All developed countries have universal national health insurance except the United States. A standard opposition response in our country to this is: “I don’t want the government to take over my health insurance.”
But we are the government in our democracy, more than we are business or the employer who controls our health insurance, if we are lucky enough to have it.
We get to vote in elections.
Employees rarely get to vote for anything about their jobs.
It’s authoritarian control by the boss.
Unless we have a worker organization that bargains our health coverage and costs, and other work conditions, or government rules, we don’t get real input. Business controls our health insurance. Government rules (our rules) force certain coverages, including in the Affordable Care Act’s (ACA) coverage for pre-existing conditions.
Employer sponsored health insurance covers about half the population. Economists generally regard this as coming out of what would other-
wise be wage-earner pay ($20,600 for average family insurance).
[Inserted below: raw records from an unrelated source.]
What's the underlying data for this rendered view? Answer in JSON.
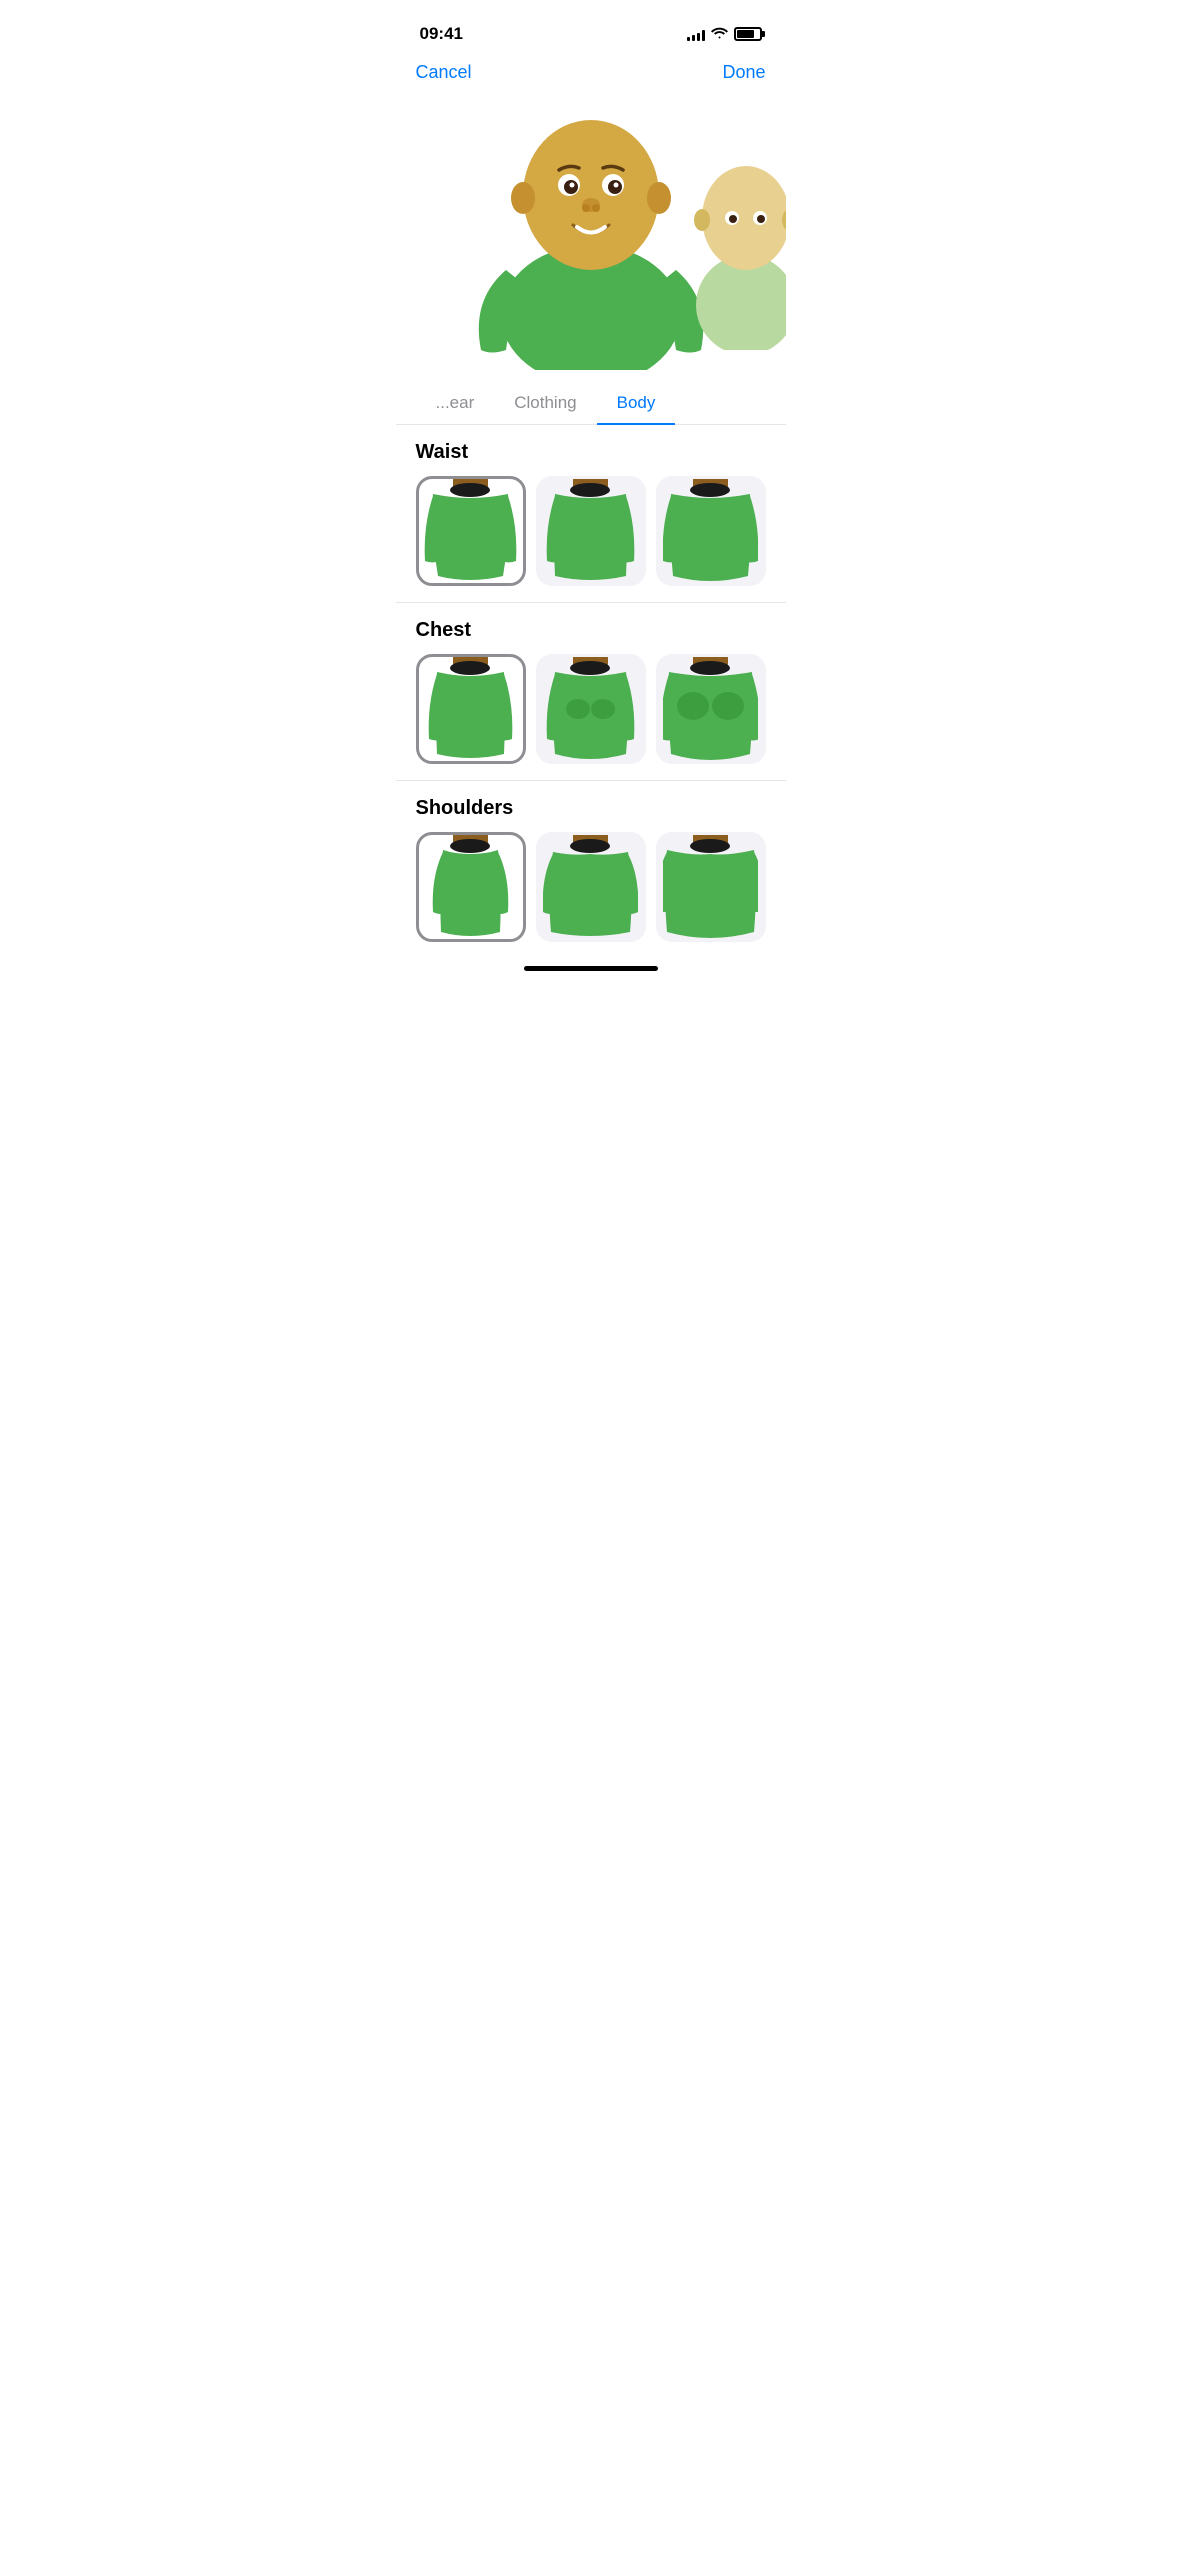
{
  "statusBar": {
    "time": "09:41",
    "signalBars": [
      4,
      6,
      8,
      10,
      12
    ],
    "battery": 80
  },
  "nav": {
    "cancelLabel": "Cancel",
    "doneLabel": "Done"
  },
  "tabs": [
    {
      "id": "headwear",
      "label": "...ear",
      "active": false
    },
    {
      "id": "clothing",
      "label": "Clothing",
      "active": false
    },
    {
      "id": "body",
      "label": "Body",
      "active": true
    }
  ],
  "sections": [
    {
      "id": "waist",
      "title": "Waist",
      "items": [
        {
          "selected": true
        },
        {
          "selected": false
        },
        {
          "selected": false
        }
      ]
    },
    {
      "id": "chest",
      "title": "Chest",
      "items": [
        {
          "selected": true
        },
        {
          "selected": false
        },
        {
          "selected": false
        }
      ]
    },
    {
      "id": "shoulders",
      "title": "Shoulders",
      "items": [
        {
          "selected": true
        },
        {
          "selected": false
        },
        {
          "selected": false
        }
      ]
    }
  ],
  "homeIndicator": true
}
We spend about twice as much per person as comparable countries do – and yet they cover everyone – a total of 18% of our gross national product, compared with 10.5% in those countries.
Employer-paid insurance is also subsidized by our government at $250 billion.
Government does directly oversee our Medicare, paid through deductions from worker pay. Thus, we control it. Medicare has a lower overhead, about 2% (despite Medicare being stuck with the older, sicker patients) than company insurance which average about 20% overhead.
Medicare is single-payer, and most seniors think it is a good deal.
Of course, we the voters, don’t get total control. Elections are controlled by money, too, usually big money. Business money has more control of the operations of government than voters and citizens do, unless the latter are organized. Business power – capitalism – controls our work conditions and how things are run in America, except when there is off-setting power, such as unions, cooperatively
worker-run businesses, or parts of government favoring the public, such as regulations (which the Trump administration have seriously weakened). Regulations protect consumers, workers, the environment, the sick, among others. Public pressure has put these into effect for the general good. This is one way the public offsets capital and corporate control.
In Germany, workers are mandated to have 50% representation on corporate supervisory boards. In our country, Senator Elizabeth Warren has proposed giving American workers 40% representation on corporate boards. Germany relies on a consensus style of labor relations and worker participation in the supervision of company management.
In many other countries, particularly in Europe, there are forms of employee participation in the management of private companies. Being part of corporate governance makes workers feel more part of their company and probably thus furthers the business.
In our country, some citizen funded organizations, such as Common Cause and Public Citizen also protect the public interest.
Voting is one important part of public power, but having some control in your work is important.
The U.S. had 35% unionization of its work force 50 years ago, but it is now down to 12%. Business has curtailed unions through laws (Taft-Hartley, e.g.), unfavorable court rulings, and anti-union tactics, including simply firing union organizers (supposedly illegal). Heavy unionization helps all workers by setting wage standards and promoting laws and other protections for even non-union labor.
Suppression of unions in the American South keeps wages and protections there low. In the European Union, 23% of workers are organized, with Sweden and Norway in the 70 percentile. This gives workers, and the public too, real control to offset big wealth and capital (the owners of corporations). The decline in unions in the United States is one reason why a greater share of U.S. national income is going to corporate profit and a lesser share to wages.
In other countries, Canada, Europe, some Asian countries, the average person has more guaranteed benefits than in the U.S. These countries have had strong social Democratic parties that offset big business power. They all have universal health care, which is rated better, according to the Commonwealth Fund, than American health care.
They also have guaranteed paid vacations of up to five weeks, paid sick leave, paid family leave protection, free or low cost higher education, and they work up to five fewer weeks per year, among other benefits.
Every American daily newspaper has a business section, but no labor section, despite the fact that labor comprises many times the owner class.
Business dominance of public information is one reason Americans are trained to blame government as a standard response, and ignore the social welfare benefits that are available in many comparable countries.
When the people are organized to have some countervailing power against the corporate class (capital), government can favor them.